Task requirements: Copy every line of the data in which the word "content" occurs.

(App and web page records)
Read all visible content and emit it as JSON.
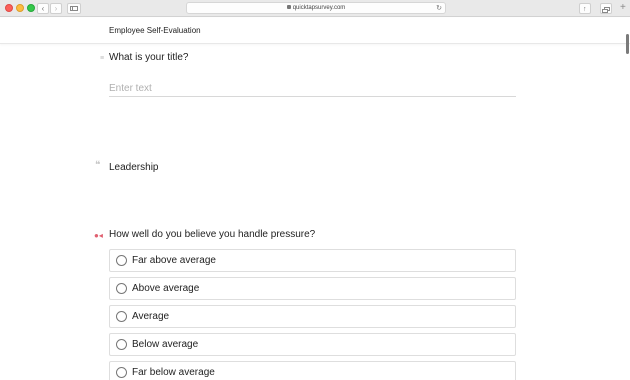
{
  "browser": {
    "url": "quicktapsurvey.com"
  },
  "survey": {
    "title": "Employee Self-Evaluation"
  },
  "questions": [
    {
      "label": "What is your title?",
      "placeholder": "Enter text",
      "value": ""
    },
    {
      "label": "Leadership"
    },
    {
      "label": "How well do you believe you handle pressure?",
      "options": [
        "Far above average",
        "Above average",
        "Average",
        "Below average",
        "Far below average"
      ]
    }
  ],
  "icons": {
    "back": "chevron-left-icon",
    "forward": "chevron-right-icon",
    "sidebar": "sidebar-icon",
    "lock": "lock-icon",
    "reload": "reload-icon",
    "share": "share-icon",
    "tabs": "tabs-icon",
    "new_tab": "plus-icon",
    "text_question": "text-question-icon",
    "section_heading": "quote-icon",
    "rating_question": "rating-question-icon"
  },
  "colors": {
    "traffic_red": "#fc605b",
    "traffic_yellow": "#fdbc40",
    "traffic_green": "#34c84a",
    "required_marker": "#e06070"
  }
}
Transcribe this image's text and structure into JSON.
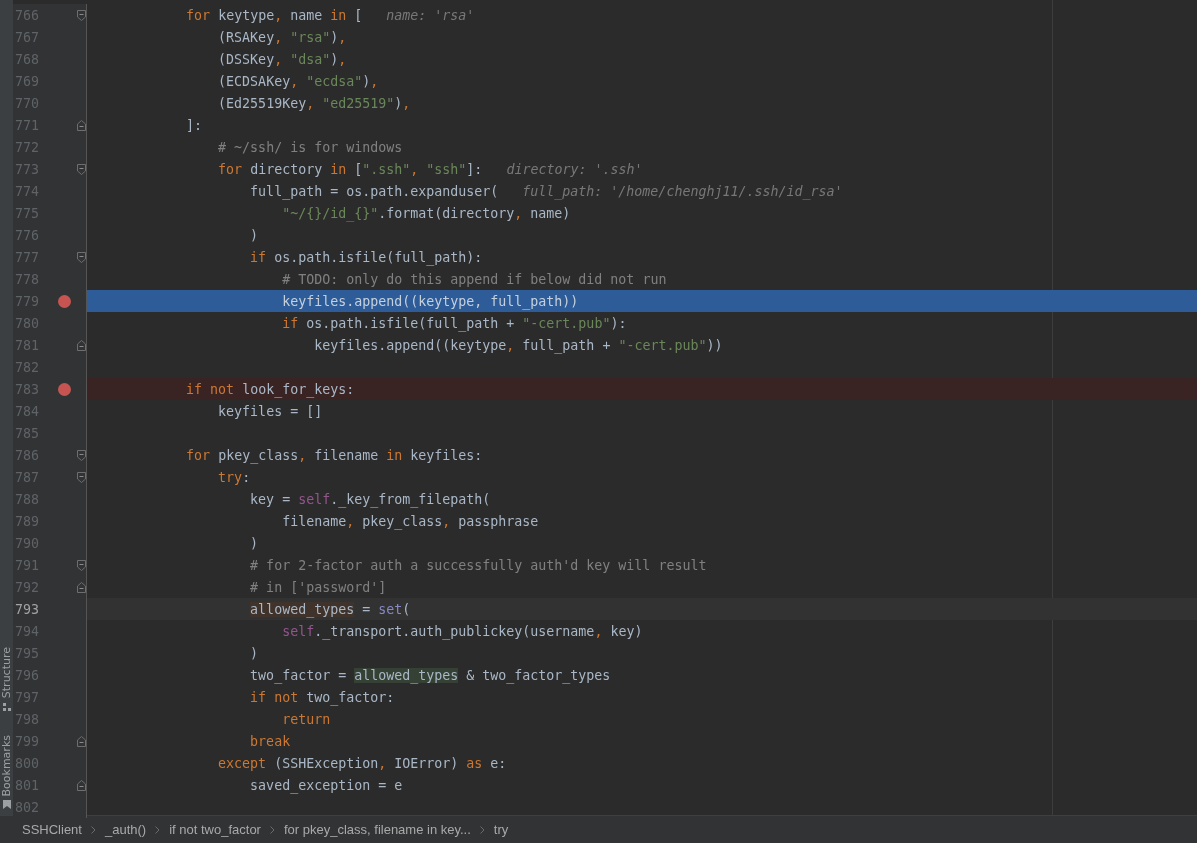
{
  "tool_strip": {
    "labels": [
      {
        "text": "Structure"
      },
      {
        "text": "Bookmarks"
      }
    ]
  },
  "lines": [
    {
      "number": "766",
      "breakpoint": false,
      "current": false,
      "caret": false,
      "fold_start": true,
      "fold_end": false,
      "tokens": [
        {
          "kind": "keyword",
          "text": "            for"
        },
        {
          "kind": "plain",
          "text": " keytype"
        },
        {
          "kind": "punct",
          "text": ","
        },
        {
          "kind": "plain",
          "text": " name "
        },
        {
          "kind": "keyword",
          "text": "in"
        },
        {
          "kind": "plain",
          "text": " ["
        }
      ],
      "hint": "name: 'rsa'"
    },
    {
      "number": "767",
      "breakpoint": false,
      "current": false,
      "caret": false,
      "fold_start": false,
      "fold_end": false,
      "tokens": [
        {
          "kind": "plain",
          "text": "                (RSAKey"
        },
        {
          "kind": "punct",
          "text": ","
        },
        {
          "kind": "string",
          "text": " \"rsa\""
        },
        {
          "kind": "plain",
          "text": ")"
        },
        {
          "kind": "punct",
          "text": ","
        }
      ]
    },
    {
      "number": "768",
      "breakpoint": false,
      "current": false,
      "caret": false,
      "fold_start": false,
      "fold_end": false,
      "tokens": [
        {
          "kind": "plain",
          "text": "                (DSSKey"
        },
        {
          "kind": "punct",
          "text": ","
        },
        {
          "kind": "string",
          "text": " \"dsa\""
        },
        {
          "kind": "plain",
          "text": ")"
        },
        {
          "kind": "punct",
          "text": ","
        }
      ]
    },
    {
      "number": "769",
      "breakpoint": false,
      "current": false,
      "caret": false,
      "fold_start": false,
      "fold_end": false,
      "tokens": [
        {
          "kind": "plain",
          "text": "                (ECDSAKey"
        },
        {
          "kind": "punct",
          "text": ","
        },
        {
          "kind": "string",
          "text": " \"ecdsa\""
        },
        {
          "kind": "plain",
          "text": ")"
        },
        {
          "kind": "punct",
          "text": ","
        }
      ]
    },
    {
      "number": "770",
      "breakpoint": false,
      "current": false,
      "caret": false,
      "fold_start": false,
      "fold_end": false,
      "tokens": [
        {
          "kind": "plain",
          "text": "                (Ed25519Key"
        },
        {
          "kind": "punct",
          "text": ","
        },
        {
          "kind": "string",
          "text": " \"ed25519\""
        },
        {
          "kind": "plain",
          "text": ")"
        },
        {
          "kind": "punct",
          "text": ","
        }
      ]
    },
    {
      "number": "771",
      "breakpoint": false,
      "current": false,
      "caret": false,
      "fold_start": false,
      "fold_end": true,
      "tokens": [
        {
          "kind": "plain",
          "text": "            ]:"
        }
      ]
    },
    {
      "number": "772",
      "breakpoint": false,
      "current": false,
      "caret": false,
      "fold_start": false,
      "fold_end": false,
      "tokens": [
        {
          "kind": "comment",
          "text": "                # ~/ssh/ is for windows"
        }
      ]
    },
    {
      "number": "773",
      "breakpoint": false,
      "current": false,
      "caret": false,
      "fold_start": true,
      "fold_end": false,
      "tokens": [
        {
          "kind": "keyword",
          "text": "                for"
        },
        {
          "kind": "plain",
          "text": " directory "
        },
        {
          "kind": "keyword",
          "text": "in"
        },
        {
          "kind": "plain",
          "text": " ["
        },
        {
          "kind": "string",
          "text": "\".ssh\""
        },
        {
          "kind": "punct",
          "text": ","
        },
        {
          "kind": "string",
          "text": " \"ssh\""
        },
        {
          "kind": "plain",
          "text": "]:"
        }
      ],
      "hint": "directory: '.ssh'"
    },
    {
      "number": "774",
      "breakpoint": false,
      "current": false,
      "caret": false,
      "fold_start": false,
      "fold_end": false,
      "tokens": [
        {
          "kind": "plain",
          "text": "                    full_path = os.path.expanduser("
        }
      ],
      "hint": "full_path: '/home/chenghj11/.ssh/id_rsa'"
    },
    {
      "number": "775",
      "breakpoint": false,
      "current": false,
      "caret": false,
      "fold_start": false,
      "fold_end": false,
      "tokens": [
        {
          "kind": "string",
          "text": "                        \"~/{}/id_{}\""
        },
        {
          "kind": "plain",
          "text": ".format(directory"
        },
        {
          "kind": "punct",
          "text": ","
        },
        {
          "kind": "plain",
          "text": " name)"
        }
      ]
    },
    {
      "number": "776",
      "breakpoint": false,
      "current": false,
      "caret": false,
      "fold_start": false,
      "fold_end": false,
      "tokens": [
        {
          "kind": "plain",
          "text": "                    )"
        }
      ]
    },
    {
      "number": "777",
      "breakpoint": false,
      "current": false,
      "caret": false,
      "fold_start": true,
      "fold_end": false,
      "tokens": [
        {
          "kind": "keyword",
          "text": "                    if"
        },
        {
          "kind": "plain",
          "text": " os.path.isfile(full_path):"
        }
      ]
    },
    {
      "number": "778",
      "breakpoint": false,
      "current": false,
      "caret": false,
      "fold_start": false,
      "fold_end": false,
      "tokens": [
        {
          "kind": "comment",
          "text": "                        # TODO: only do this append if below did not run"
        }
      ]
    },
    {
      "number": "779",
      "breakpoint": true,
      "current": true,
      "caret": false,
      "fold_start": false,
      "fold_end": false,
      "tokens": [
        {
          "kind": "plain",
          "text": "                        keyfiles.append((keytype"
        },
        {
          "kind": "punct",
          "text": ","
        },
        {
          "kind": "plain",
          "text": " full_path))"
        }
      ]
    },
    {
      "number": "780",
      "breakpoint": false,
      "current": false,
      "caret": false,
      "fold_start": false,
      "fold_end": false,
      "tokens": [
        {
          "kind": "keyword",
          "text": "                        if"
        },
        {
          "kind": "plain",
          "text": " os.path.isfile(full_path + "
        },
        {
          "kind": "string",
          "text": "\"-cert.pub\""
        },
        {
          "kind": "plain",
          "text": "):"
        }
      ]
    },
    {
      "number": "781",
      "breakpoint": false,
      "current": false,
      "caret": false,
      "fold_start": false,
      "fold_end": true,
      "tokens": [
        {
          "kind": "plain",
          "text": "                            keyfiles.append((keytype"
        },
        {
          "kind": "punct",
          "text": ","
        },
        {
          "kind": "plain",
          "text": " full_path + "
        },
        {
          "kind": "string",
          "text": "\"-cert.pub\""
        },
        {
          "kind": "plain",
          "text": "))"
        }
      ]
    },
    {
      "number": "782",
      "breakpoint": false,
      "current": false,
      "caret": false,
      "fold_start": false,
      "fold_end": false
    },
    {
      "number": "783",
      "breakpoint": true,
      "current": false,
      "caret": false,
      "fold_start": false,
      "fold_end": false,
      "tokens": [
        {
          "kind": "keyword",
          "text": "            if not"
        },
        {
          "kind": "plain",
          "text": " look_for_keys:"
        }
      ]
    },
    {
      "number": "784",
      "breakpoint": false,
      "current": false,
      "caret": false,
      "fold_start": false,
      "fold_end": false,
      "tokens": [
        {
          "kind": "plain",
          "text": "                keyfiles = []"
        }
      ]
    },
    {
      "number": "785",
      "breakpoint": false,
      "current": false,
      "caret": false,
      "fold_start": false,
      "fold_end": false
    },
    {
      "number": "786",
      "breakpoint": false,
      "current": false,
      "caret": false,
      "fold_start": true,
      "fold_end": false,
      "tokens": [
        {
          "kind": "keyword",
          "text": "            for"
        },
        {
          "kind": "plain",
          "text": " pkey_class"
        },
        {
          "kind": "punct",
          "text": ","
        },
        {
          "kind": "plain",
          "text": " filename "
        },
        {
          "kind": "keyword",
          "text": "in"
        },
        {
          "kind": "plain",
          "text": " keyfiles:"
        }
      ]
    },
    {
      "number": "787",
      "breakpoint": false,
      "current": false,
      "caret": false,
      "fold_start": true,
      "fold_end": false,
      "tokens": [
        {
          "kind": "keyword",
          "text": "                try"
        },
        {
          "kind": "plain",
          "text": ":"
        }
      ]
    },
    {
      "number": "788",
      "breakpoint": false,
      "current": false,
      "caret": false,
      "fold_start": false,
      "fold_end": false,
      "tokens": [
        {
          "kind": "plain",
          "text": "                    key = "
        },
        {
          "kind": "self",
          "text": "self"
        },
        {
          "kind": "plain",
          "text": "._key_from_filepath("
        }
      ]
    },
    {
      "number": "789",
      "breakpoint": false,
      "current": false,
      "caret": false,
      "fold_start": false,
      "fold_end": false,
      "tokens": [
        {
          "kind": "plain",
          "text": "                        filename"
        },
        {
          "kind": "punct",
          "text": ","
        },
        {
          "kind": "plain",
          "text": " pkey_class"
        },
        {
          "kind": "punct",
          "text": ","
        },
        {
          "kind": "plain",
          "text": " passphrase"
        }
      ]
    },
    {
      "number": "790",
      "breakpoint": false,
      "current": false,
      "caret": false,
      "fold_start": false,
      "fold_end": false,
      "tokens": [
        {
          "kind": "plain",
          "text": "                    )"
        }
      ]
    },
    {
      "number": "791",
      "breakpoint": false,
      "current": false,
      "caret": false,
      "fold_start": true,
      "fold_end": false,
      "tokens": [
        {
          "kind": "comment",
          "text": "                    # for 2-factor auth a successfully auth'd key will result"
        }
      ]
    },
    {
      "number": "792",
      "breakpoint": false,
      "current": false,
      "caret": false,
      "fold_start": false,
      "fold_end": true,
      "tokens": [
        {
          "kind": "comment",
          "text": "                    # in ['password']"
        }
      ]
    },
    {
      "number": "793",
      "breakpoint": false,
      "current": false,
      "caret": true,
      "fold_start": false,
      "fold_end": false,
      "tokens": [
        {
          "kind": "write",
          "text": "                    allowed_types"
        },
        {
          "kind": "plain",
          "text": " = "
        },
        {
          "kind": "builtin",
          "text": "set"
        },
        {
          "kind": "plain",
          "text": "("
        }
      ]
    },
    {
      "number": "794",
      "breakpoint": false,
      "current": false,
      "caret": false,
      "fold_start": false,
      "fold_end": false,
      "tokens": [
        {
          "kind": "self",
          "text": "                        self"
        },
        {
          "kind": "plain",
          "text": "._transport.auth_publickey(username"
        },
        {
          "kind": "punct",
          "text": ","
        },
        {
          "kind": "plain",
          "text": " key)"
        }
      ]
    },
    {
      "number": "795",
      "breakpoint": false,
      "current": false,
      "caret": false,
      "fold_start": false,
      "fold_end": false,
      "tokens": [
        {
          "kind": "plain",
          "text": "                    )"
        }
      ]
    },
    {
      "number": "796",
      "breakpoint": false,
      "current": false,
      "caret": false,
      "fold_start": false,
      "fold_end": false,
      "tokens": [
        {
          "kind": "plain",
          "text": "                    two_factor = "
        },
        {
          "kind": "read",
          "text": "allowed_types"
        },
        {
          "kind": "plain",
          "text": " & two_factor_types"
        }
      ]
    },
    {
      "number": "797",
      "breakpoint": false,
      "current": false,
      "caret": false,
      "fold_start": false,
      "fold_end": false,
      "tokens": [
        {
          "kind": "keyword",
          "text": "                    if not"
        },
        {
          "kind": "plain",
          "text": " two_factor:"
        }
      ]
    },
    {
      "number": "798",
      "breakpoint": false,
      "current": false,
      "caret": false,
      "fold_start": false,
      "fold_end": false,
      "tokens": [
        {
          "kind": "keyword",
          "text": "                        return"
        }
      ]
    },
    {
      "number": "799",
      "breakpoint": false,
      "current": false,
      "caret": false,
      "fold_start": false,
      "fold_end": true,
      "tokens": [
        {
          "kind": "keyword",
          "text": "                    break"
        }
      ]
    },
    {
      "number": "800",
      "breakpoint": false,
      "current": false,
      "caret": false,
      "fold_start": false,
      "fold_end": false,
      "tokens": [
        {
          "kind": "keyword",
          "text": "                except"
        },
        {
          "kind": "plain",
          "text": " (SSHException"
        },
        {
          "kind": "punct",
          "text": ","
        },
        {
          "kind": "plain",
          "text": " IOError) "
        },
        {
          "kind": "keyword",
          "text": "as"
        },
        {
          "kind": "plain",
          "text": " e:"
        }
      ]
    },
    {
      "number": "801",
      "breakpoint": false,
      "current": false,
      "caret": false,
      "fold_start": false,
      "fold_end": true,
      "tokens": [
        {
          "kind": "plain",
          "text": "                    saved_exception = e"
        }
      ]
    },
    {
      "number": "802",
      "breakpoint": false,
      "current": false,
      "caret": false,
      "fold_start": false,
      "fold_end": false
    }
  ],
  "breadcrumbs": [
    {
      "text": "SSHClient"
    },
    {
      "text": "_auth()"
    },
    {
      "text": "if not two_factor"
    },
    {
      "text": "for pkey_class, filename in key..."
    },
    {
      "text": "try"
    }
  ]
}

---

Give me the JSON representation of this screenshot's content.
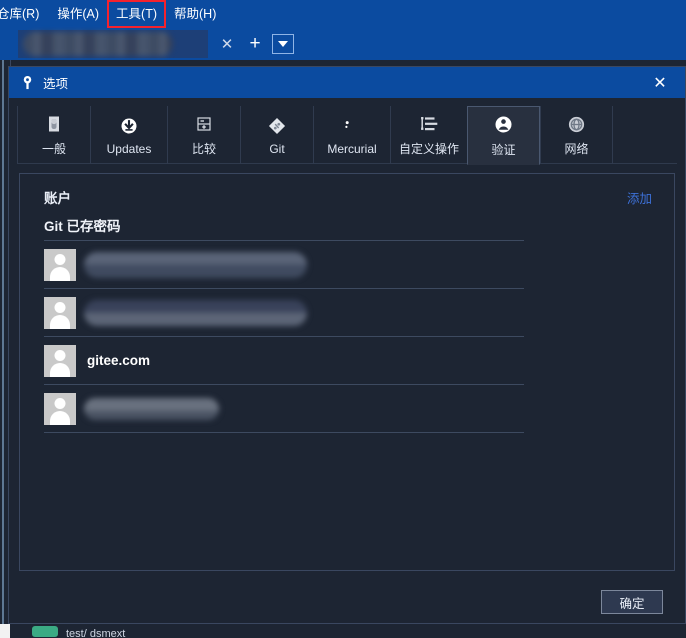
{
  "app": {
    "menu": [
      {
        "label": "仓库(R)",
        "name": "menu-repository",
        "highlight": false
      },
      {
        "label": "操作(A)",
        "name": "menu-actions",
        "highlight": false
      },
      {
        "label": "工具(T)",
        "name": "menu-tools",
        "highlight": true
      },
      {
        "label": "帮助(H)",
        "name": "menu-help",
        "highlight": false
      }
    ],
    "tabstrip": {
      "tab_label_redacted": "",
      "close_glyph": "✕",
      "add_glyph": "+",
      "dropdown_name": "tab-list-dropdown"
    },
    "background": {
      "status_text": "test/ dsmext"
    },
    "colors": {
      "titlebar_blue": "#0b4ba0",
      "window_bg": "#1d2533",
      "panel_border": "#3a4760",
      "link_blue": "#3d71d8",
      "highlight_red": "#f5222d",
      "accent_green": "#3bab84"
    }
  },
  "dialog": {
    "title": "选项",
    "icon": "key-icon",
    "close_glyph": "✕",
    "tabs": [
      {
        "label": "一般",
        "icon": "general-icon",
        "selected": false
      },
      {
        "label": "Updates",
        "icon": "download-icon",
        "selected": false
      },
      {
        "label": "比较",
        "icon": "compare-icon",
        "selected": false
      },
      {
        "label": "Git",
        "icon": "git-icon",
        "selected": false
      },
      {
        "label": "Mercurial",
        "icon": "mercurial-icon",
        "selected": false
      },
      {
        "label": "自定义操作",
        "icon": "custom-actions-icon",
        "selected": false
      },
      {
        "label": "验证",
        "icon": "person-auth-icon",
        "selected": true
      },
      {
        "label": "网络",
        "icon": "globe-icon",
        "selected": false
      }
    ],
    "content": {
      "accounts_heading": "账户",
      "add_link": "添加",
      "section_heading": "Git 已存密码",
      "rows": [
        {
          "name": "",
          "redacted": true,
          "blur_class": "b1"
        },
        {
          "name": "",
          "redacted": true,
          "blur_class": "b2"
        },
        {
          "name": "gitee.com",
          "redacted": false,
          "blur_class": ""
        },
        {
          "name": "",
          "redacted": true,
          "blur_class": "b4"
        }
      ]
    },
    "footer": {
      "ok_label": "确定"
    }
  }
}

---

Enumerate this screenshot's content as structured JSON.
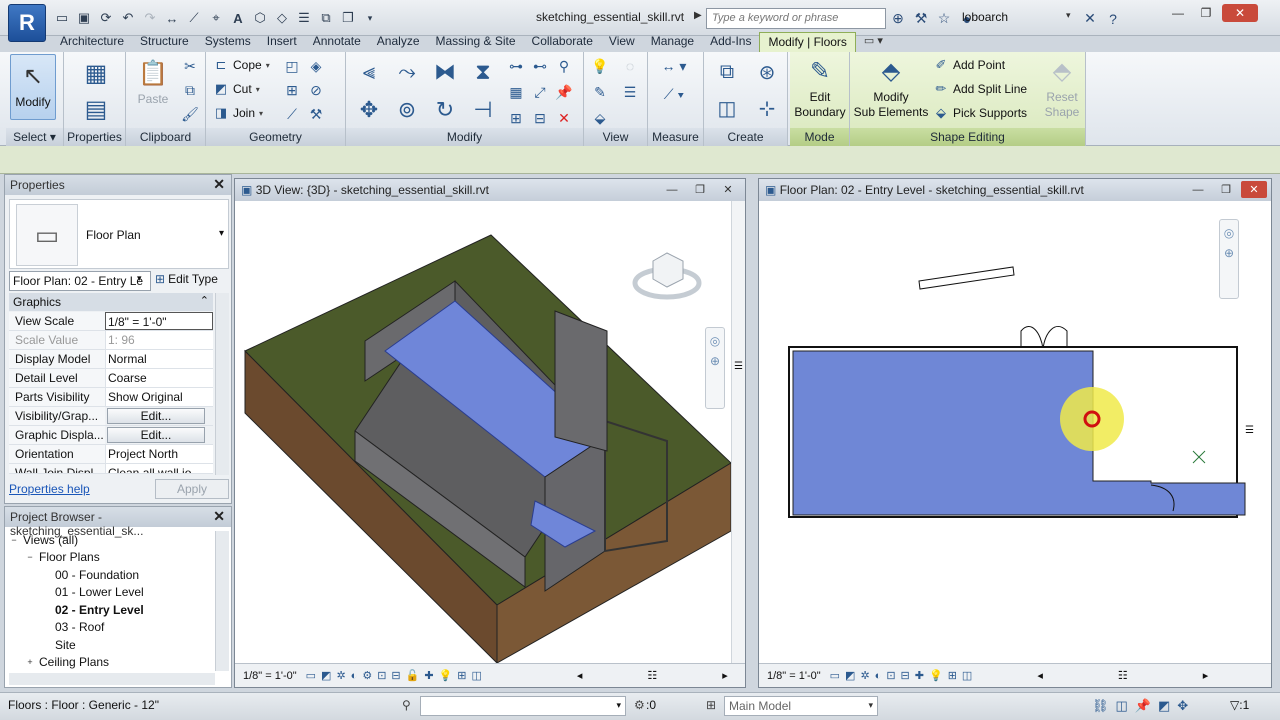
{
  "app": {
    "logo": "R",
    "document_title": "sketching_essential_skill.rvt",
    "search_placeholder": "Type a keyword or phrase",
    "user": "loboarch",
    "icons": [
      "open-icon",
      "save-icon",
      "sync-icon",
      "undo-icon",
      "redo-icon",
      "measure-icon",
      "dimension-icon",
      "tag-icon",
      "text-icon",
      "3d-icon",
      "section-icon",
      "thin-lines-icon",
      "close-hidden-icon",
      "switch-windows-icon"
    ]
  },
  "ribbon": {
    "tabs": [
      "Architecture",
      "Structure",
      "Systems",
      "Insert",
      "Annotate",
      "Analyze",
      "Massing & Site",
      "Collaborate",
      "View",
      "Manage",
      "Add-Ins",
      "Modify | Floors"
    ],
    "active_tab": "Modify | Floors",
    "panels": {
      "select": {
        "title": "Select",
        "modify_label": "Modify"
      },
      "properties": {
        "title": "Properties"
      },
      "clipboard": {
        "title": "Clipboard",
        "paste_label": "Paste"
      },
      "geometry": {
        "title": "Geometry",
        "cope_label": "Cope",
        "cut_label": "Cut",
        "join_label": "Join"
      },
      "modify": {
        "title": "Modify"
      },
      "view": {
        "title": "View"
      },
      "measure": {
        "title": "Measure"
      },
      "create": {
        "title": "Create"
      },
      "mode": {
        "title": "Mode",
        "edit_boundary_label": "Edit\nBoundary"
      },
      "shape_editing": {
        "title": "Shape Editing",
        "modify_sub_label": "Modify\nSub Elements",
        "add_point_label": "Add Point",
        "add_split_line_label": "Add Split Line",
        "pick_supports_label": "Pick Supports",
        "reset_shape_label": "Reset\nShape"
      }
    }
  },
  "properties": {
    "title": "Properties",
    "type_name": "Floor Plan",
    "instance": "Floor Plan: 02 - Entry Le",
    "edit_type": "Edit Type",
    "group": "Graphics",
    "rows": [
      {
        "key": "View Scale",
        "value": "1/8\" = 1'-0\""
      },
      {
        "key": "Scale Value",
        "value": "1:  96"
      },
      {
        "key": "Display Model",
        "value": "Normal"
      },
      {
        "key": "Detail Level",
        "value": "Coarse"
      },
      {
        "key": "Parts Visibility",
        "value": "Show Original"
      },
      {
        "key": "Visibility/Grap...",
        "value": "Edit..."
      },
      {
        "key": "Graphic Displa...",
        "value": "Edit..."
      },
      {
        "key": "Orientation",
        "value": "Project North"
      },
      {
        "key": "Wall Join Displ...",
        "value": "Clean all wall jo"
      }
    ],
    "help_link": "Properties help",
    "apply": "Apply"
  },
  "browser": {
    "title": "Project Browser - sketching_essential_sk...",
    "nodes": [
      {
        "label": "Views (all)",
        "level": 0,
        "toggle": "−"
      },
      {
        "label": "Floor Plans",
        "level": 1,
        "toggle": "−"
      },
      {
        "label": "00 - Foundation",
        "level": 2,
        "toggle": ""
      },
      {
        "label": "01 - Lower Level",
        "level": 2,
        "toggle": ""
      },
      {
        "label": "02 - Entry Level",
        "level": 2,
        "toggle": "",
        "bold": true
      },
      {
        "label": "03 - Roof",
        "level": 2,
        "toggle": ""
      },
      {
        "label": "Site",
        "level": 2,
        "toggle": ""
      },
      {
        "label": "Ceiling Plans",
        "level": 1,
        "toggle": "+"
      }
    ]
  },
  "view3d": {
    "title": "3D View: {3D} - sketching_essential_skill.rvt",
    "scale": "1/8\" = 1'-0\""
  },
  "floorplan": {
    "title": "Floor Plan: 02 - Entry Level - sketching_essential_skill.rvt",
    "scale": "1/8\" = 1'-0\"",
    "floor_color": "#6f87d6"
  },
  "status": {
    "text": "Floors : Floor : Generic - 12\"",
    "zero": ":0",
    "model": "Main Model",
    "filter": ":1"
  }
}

Task response:
Read all visible content and emit it as JSON.
Give me the JSON representation of this screenshot's content.
    "content": {
Enumerate this screenshot's content as structured JSON.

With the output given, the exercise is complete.